── Records for this task ──

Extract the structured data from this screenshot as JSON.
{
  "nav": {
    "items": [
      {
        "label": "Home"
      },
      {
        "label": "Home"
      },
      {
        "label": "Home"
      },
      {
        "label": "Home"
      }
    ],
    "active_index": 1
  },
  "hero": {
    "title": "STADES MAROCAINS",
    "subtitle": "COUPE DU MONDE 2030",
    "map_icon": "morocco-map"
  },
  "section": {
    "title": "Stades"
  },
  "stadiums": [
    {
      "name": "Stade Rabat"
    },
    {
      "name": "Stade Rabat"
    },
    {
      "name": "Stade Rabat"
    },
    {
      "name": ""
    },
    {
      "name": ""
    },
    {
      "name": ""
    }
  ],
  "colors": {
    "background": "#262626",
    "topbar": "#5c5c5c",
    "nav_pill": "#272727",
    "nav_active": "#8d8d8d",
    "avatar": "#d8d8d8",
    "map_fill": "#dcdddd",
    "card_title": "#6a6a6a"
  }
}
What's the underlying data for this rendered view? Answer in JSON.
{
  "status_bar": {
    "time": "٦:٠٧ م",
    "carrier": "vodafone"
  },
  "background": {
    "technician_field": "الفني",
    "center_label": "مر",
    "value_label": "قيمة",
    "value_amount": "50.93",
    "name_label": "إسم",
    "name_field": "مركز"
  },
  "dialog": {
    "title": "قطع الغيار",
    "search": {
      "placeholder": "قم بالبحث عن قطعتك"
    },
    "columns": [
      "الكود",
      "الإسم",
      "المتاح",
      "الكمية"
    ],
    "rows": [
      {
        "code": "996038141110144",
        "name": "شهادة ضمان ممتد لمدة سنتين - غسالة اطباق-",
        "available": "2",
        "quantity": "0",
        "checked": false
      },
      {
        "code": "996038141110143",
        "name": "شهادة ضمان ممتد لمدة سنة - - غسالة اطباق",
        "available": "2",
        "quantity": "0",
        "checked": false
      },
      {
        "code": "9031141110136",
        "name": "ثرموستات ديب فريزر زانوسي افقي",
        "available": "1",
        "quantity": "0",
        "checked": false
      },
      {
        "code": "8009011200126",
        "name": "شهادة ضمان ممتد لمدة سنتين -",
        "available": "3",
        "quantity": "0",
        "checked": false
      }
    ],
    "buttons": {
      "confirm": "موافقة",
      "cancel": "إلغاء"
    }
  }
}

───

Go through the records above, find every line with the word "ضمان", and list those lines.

        "name": "شهادة ضمان ممتد لمدة سنتين - غسالة اطباق-",
        "name": "شهادة ضمان ممتد لمدة سنة - - غسالة اطباق",
        "name": "شهادة ضمان ممتد لمدة سنتين -",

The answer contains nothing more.